Senate Bill 90 passed Thursday in both GOP-led House, Senate

Florida casts itself as elections model, but clashes remain
Florida casts itself as elections model, but clashes remain

JACKSONVILLE, Fla. – A controversial bill is expected to be signed by Gov. Ron DeSantis soon that increases security in Florida’s elections. But the GOP-led bill is being criticized by Democrats as a partisan move to suppress the vote.

Senate Bill 90 passed Thursday in both the GOP-led House and Senate. The bill increases security on things like ballot drop boxes and limits the influence of donors from outside Florida on state elections.

RELATED: Florida GOP awaits governor’s signature on new voting rules

But Democrats are saying this is being done intentionally because the GOP is losing in mail-in voting and they want to do this to close the gap. They say it disenfranchises minority voters.

News4Jax spoke with GOP state Rep. Cord Byrd, who said Senate Bill 90 prevents outside money from coming into state elections and adds security to drop boxes.

“It’s really not a disconnect,” Byrd said. “Every year, we look at what’s going on around the country, whether it’s elections or other areas of the law. We’re constantly looking at making improvements.”

But Democrats are fighting this, hard, like they have been in states, such as Georgia, where similar legislation was passed and it was referred to as a Jim Crow law, even by President Joe Biden.

Jacksonville state Sen. Audrey Gibson said the new legislation unfairly targets minority voters by making the voting process less inviting and making it more difficult to vote by mail.

“It absolutely is a concern in Florida that the idea of the bill is to suppress the Black vote and people of color,” Gibson said. “They’re impeding on our right to vote.”

Now, this will likely head to the courtroom. Both sides believe they have the stronger hand in what will inevitably be a legal fight.

“It’s absurd, it’s demagoguery, at worst, to compare anything we did to Jim Crow, and I reject it in its totality,” Byrd said.

“It’s a bill that’s not needed, so the contents therein are not necessary,” Gibson said. “There was no fraud. We had a very, very well run election in the state of Florida, and even the governor himself said we were a model.”

A big source of contention is that Democrats across the country led in voting by mail and this is a partisan move to wipe out that advantage. A record 4.8 million ballots were cast by mail in the most recent election.

“I absolutely anticipate legal action and I encourage people to call the governor’s office, email,” Gibson said. “I’m sure he can’t wait to sign it. But ask him to veto it. Do the right thing.”

“I absolutely do. Under Article 1, Section 4 of the United States Constitution, it’s the state legislatures that have the constitutional authority to set election law,” Byrd said. “And every year, we get these threats from Democrat lawyers, like Mark Elias, and Florida’s not going to be bullied.”

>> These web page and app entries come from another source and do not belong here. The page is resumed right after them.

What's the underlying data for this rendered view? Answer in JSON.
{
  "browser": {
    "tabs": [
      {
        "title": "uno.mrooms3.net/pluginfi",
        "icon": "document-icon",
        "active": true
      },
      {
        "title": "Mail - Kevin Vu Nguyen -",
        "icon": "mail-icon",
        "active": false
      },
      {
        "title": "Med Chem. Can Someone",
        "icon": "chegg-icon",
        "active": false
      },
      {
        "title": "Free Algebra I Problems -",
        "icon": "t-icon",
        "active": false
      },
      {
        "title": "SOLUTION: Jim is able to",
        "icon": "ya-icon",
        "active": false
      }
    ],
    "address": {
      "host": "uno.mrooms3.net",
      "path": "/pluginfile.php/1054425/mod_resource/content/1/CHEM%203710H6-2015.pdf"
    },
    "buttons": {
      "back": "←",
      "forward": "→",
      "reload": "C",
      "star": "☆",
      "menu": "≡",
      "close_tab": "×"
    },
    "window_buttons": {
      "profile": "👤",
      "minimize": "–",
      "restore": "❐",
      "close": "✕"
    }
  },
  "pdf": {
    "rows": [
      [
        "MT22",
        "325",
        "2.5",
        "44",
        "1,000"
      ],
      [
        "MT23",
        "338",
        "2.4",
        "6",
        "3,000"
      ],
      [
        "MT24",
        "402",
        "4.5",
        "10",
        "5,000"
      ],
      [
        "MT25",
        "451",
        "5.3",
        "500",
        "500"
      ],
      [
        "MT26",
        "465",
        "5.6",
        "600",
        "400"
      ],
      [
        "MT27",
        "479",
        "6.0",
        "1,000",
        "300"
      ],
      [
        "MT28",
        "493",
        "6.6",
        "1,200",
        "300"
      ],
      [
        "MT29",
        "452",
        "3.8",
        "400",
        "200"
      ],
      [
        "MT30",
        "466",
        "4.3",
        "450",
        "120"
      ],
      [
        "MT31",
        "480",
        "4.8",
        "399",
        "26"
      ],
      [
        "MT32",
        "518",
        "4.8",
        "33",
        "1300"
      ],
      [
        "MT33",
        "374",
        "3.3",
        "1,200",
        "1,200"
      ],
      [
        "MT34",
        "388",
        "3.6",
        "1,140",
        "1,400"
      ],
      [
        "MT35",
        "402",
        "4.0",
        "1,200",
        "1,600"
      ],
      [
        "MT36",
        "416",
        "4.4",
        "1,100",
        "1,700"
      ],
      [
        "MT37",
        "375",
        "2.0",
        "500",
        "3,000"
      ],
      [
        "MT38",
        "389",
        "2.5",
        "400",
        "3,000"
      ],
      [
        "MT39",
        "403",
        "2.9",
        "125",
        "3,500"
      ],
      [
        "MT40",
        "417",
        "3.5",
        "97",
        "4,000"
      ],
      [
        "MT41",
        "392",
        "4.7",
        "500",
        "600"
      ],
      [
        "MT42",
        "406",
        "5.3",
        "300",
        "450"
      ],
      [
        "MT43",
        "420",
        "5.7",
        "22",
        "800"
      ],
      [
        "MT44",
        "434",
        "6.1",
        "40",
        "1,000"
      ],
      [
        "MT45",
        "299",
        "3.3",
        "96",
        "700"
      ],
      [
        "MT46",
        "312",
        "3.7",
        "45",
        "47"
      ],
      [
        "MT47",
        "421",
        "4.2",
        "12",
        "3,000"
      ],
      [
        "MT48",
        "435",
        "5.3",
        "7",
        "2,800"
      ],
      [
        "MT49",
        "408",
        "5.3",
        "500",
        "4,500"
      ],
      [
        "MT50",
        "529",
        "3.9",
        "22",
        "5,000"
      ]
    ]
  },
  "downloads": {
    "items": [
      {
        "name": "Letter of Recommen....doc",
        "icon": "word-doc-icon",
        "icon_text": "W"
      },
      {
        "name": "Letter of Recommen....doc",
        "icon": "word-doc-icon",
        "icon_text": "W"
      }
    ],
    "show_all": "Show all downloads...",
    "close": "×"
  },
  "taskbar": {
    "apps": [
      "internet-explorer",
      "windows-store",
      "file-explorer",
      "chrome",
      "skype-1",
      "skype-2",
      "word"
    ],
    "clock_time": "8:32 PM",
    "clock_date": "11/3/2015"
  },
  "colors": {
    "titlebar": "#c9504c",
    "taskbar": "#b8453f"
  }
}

DeSantis has yet to sign the legislation into law, but he’s expected to in coming days.

About the Author:

Specializes in Clay County issues, general assignment reporting and stories off the beaten path and anchors weekend evening newscasts.